→ **WHAT YOU WILL DO**:
Among the records, which lines include "notch"? List them.

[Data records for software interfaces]
☆ ☆ ☆
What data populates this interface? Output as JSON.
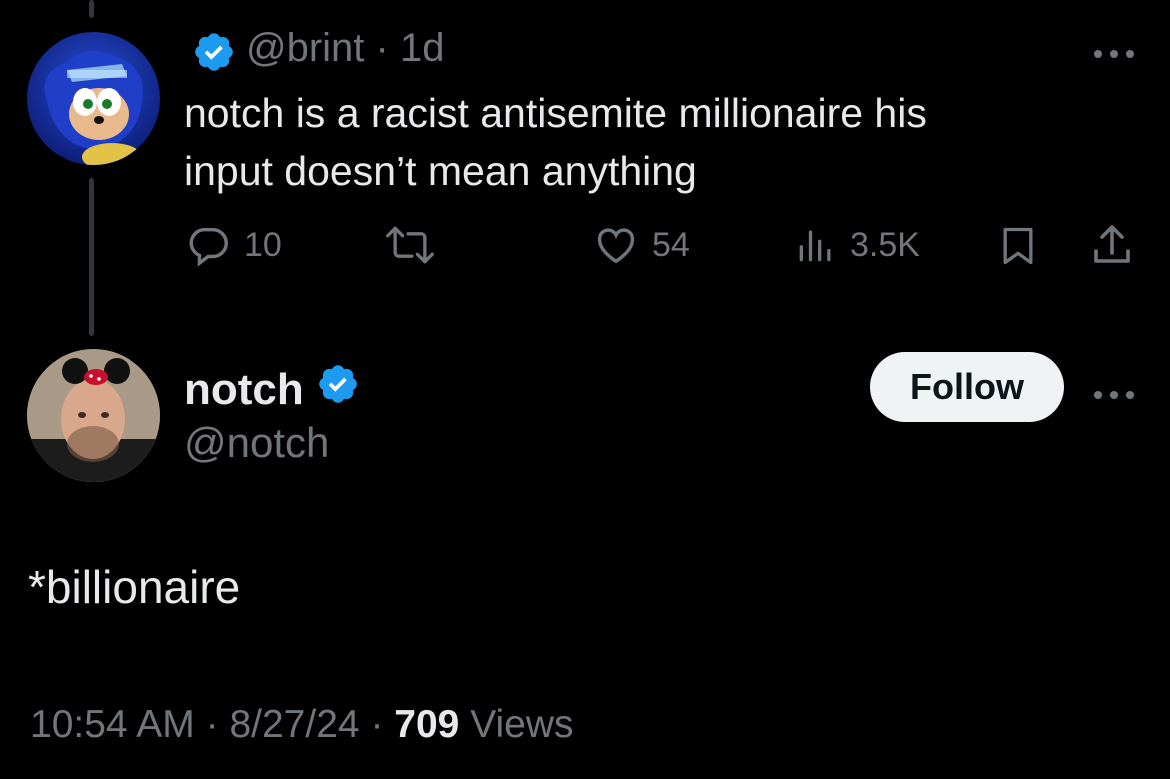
{
  "parent_tweet": {
    "handle": "@brint",
    "time": "1d",
    "separator": "·",
    "text_line1": "notch is a racist antisemite millionaire his",
    "text_line2": "input doesn’t mean anything",
    "stats": {
      "replies": "10",
      "likes": "54",
      "views": "3.5K"
    }
  },
  "main_tweet": {
    "display_name": "notch",
    "handle": "@notch",
    "follow_label": "Follow",
    "text": "*billionaire",
    "time": "10:54 AM",
    "date": "8/27/24",
    "separator": "·",
    "views_count": "709",
    "views_label": "Views"
  },
  "colors": {
    "background": "#000000",
    "text_primary": "#e7e9ea",
    "text_secondary": "#71767b",
    "verified_blue": "#1d9bf0",
    "follow_bg": "#eff3f4"
  },
  "icons": [
    "verified-badge-icon",
    "more-icon",
    "reply-icon",
    "retweet-icon",
    "like-icon",
    "views-icon",
    "bookmark-icon",
    "share-icon"
  ]
}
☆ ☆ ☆
→ **RESPONSE**:
    "text_line1": "notch is a racist antisemite millionaire his",
    "display_name": "notch",
    "handle": "@notch",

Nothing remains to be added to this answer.